ZANGANEH: Yes, much of the Santa Barbara community are folks from L.A. who move up north to get away from all the traffic and get away from

all the busyness that L.A. offers. So they cherish their community, they cherish their privacy and they like to keep it that way.

I know many of the neighbors were frustrated with Michael when fans would show up to the property. There's a small road that leads you to this

property, so it's not meant for heavy traffic.

But in reality the development or the future of the property really is designed for development. The only thing that makes sense there is a

community of homes, but Santa Barbara County makes it very difficult for developers to do business so they would have to be homes with multiple

acres for each parcel and it would have to be divided accordingly.

I don't imagine commercial use ever being allowed there or the homeowners in the area allowing for any type of rezoning.

QUEST: Right, or indeed sort of large-scale development. You're basically saying this is going to be parceled up into large areas for

wealthy people.

ZANGANEH: Absolutely. It's going to be that or there's one in a million chance that an eccentric millionaire that actually has deep enough

pockets would buy it and cherish it. People like Lady Gaga have actually come forward and said that they'd be interested in doing some kind of joint

venture to keep the property as it is - Lady Gaga being one of his biggest fans.

QUEST: If I want to go and have a look, I ring you up, Zar, and I say, "Ah yes, I've got a couple of million in the bank. I think I'd better

- I think I'm the man. Pass me the keys and let's go and have a look." What are you going to say to me?

ZANGANEH: Any time you want, Richard. The only thing we request is a proof of funds letter from the bank stating that you are capable of making

such a purchase and then we make an appointment and go preview it.

QUEST: Ah, well I think you may have just put your finger on the weak spot of my application.

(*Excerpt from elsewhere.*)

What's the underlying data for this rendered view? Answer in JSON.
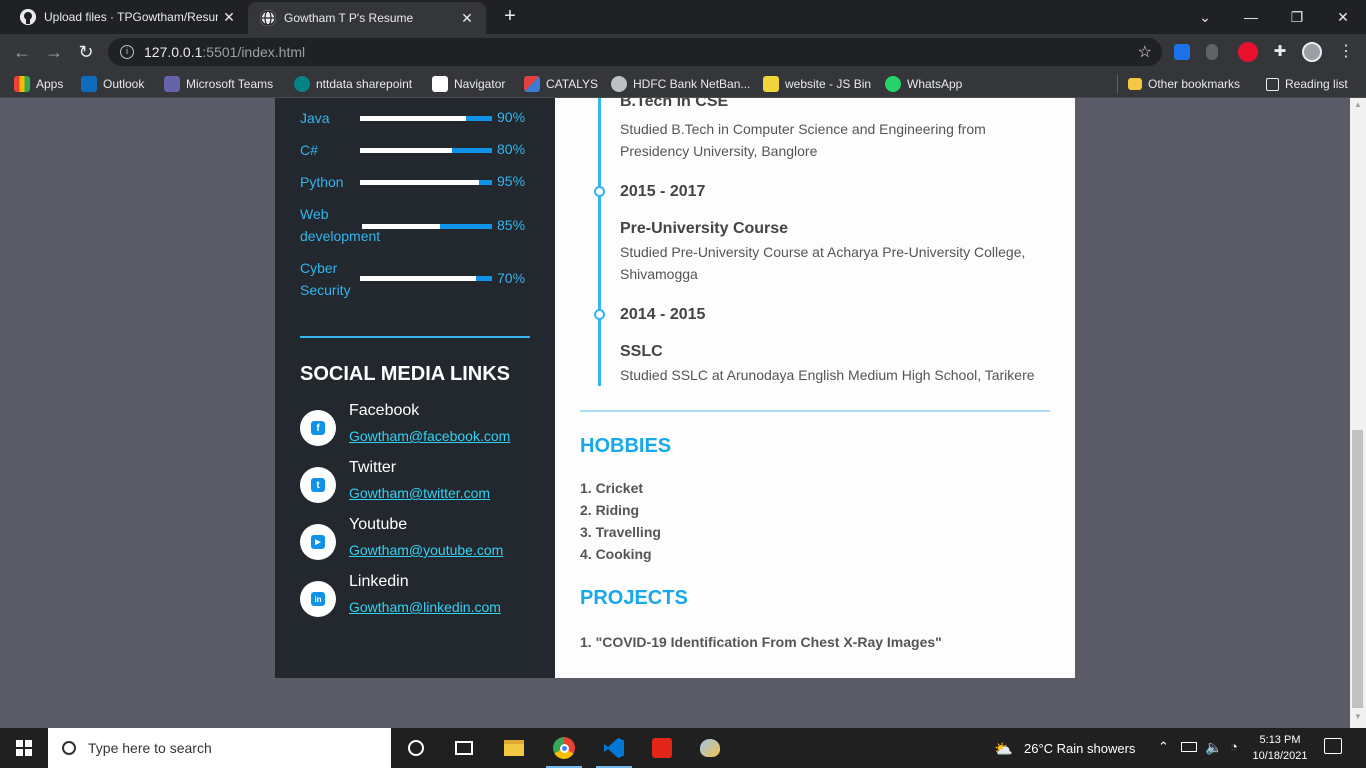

ZANGANEH: (LAUGHTER).

QUEST: The serious point I'm making is, you're going to - you don't want voyeurs popping along to see what's nestling inside, do you?

ZANGANEH: No, absolutely not. Properties like this - and I've had the pleasure of selling many of them - are ones that we treat very

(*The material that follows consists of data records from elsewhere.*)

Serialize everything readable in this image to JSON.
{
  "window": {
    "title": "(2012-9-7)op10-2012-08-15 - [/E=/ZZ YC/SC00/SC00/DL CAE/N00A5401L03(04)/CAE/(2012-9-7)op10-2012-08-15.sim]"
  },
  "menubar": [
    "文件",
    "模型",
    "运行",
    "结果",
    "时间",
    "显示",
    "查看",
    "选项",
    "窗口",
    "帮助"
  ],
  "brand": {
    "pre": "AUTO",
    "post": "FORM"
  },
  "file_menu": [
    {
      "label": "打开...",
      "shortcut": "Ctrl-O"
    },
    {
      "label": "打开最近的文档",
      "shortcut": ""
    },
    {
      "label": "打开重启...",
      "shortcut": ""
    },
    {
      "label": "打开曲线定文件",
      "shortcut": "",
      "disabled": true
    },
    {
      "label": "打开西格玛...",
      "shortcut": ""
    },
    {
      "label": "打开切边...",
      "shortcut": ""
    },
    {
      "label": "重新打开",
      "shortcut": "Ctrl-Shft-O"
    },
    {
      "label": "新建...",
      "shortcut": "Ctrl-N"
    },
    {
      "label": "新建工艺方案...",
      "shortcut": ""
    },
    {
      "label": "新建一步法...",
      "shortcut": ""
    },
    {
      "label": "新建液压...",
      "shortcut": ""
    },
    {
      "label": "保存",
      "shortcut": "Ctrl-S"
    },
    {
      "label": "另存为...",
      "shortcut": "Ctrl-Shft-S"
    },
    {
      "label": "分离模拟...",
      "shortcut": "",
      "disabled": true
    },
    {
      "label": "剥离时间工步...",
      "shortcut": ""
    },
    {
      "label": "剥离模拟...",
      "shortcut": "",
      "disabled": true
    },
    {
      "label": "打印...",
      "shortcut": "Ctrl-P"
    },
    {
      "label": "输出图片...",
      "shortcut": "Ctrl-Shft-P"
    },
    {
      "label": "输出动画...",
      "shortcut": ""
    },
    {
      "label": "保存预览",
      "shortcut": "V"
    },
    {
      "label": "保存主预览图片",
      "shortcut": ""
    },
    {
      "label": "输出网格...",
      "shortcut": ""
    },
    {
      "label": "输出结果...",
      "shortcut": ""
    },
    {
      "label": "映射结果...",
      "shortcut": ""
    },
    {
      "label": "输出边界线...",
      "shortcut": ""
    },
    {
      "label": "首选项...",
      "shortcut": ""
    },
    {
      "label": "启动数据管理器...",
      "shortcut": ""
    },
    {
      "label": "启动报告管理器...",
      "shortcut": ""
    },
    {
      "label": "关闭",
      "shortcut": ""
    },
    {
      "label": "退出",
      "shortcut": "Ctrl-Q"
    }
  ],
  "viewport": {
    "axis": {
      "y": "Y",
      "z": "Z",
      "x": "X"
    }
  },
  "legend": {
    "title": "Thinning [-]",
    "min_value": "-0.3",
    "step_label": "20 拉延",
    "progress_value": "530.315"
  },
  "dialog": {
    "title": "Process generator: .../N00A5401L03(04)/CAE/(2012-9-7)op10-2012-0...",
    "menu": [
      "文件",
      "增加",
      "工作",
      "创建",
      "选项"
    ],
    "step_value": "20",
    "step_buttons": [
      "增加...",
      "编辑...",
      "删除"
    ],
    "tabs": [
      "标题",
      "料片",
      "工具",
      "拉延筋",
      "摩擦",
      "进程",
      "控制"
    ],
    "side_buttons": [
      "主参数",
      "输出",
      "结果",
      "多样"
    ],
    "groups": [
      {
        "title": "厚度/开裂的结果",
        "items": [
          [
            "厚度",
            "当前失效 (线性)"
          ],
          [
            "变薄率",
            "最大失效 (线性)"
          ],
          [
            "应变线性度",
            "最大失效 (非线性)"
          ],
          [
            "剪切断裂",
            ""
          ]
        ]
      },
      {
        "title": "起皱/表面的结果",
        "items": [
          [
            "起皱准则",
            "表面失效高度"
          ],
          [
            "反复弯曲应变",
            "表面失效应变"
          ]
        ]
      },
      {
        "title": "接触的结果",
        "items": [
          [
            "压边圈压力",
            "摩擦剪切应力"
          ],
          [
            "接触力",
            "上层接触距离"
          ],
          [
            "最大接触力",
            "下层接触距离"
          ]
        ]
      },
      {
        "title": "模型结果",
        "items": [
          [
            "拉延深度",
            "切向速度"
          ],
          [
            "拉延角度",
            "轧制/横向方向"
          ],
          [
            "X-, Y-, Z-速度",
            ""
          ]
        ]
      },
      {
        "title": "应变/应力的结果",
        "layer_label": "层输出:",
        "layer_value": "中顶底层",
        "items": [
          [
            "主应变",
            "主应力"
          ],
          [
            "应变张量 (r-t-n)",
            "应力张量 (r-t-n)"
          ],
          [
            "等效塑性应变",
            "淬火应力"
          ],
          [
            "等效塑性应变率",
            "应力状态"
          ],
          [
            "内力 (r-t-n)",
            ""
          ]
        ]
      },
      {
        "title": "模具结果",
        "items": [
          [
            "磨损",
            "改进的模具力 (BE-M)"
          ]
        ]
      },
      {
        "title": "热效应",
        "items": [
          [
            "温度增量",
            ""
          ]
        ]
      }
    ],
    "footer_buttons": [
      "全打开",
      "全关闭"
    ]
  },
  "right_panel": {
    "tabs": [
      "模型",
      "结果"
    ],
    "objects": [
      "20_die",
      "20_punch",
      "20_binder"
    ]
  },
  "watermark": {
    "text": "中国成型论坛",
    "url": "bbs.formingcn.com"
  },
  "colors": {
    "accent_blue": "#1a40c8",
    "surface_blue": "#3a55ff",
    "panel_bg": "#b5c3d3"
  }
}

delicately and you cherish them. You're very careful of who you let in to the property. You always verify the proof of funds that are received and

you do a little bit of homework on the potential buyers.

[16:55:00] But the folks that come forward are very serious buyers.

QUEST: Now one piece of news to bring you before we take a break. Greece has made a major payment of public sector wages and pensions today.

There are fears the country is still teetering on the brink of default. Athens paid out more than $1 and 1/2 billion.

It owes the IMF another $320 million in a week's time and it's not clear whether it can afford to pay. The IMF chief Christine Lagarde told a

German newspaper that a Greek exit from the Eurozone is a possibility.

(RINGS BELL). To the markets. European markets have been unsettled by the risk of that Greek default. They were all down. The markets were

off -- the CAC Corum (ph) was down 2 and 1/2 percent, the Xetra DAX down 2 and 1/4, the Athens General was off just about 1 and 1/2 percent. The

Athens has been by far and away the most volatile. We will have a "Profitable Moment" in a moment.

(COMMERCIAL BREAK)

QUEST: Tonight's "Profitable Moment." Imagine you are landing several hundred tons of machine with hundreds of people onboard and

suddenly that starts happening to you. Lasers are being flown and lasers are being used from the ground at your aircraft.

And that's what's happened to aircraft here in the United States and indeed elsewhere around the world. And now imagine you're landing a plane

and suddenly a drone appears from nowhere and you have to take evasive action.

These may be essential in the office, but they are a menace when mixed with aviation. These and drones are an accident waiting to happen. And

until the message of seriousness gets out, then I'm afraid these little toys will be a menace to all of us who fly.

And that is "Quest Means Business" for tonight. I'm Richard Quest in New York. Whatever you're up to in the hours ahead, (RINGS BELL) I hope

it's profitable. I'll see you next week.

END